● **What to work on**:
What's needed is a full, exact retyping of the records.
------ Data supplied
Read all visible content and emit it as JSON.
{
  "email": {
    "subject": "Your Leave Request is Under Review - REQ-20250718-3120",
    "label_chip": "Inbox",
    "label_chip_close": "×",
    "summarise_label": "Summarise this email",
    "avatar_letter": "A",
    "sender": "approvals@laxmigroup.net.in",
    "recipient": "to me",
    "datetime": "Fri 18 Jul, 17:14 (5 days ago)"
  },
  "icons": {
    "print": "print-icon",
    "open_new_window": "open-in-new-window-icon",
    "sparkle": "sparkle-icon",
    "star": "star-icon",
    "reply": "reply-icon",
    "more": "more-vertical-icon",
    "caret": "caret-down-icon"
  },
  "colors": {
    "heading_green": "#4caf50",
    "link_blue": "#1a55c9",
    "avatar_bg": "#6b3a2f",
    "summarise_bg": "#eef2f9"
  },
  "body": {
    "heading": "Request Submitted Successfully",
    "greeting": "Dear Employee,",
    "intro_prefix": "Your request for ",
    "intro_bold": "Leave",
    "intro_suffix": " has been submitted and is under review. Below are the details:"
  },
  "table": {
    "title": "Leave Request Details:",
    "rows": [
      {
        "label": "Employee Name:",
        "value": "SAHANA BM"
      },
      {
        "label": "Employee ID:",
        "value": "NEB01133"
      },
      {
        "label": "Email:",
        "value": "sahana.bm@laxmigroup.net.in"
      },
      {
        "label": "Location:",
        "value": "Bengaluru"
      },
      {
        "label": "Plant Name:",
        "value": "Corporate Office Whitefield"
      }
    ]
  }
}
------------
● **Output**:
Read all visible content and emit it as JSON.
{
  "email": {
    "subject": "Your Leave Request is Under Review - REQ-20250718-3120",
    "label_chip": "Inbox",
    "label_chip_close": "×",
    "summarise_label": "Summarise this email",
    "avatar_letter": "A",
    "sender": "approvals@laxmigroup.net.in",
    "recipient": "to me",
    "datetime": "Fri 18 Jul, 17:14 (5 days ago)"
  },
  "icons": {
    "print": "print-icon",
    "open_new_window": "open-in-new-window-icon",
    "sparkle": "sparkle-icon",
    "star": "star-icon",
    "reply": "reply-icon",
    "more": "more-vertical-icon",
    "caret": "caret-down-icon"
  },
  "colors": {
    "heading_green": "#4caf50",
    "link_blue": "#1a55c9",
    "avatar_bg": "#6b3a2f",
    "summarise_bg": "#eef2f9"
  },
  "body": {
    "heading": "Request Submitted Successfully",
    "greeting": "Dear Employee,",
    "intro_prefix": "Your request for ",
    "intro_bold": "Leave",
    "intro_suffix": " has been submitted and is under review. Below are the details:"
  },
  "table": {
    "title": "Leave Request Details:",
    "rows": [
      {
        "label": "Employee Name:",
        "value": "SAHANA BM"
      },
      {
        "label": "Employee ID:",
        "value": "NEB01133"
      },
      {
        "label": "Email:",
        "value": "sahana.bm@laxmigroup.net.in"
      },
      {
        "label": "Location:",
        "value": "Bengaluru"
      },
      {
        "label": "Plant Name:",
        "value": "Corporate Office Whitefield"
      }
    ]
  }
}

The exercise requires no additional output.